▶ What is required
Lift out each line of the data that holds "canvas".

Component data from apps and pages:
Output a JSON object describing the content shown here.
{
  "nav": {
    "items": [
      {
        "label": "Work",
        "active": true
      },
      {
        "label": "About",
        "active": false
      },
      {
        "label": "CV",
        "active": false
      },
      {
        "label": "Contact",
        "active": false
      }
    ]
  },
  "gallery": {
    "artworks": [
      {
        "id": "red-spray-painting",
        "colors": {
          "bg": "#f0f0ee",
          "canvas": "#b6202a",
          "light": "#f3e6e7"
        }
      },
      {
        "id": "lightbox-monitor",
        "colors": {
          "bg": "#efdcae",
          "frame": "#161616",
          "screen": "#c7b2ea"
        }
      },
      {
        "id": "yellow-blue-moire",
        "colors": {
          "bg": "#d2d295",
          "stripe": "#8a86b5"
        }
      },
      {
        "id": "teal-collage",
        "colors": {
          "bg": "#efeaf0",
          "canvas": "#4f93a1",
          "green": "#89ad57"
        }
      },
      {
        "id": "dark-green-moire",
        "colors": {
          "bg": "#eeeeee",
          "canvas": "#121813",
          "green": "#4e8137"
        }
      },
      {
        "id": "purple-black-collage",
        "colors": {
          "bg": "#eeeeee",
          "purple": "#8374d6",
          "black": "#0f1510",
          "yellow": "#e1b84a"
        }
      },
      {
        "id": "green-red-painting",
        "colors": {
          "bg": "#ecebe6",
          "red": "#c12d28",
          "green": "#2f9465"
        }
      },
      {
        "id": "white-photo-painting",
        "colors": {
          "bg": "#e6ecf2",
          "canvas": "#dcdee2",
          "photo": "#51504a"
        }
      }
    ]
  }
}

▶ Solution for this task
          "canvas": "#b6202a",
          "canvas": "#4f93a1",
          "canvas": "#121813",
          "canvas": "#dcdee2",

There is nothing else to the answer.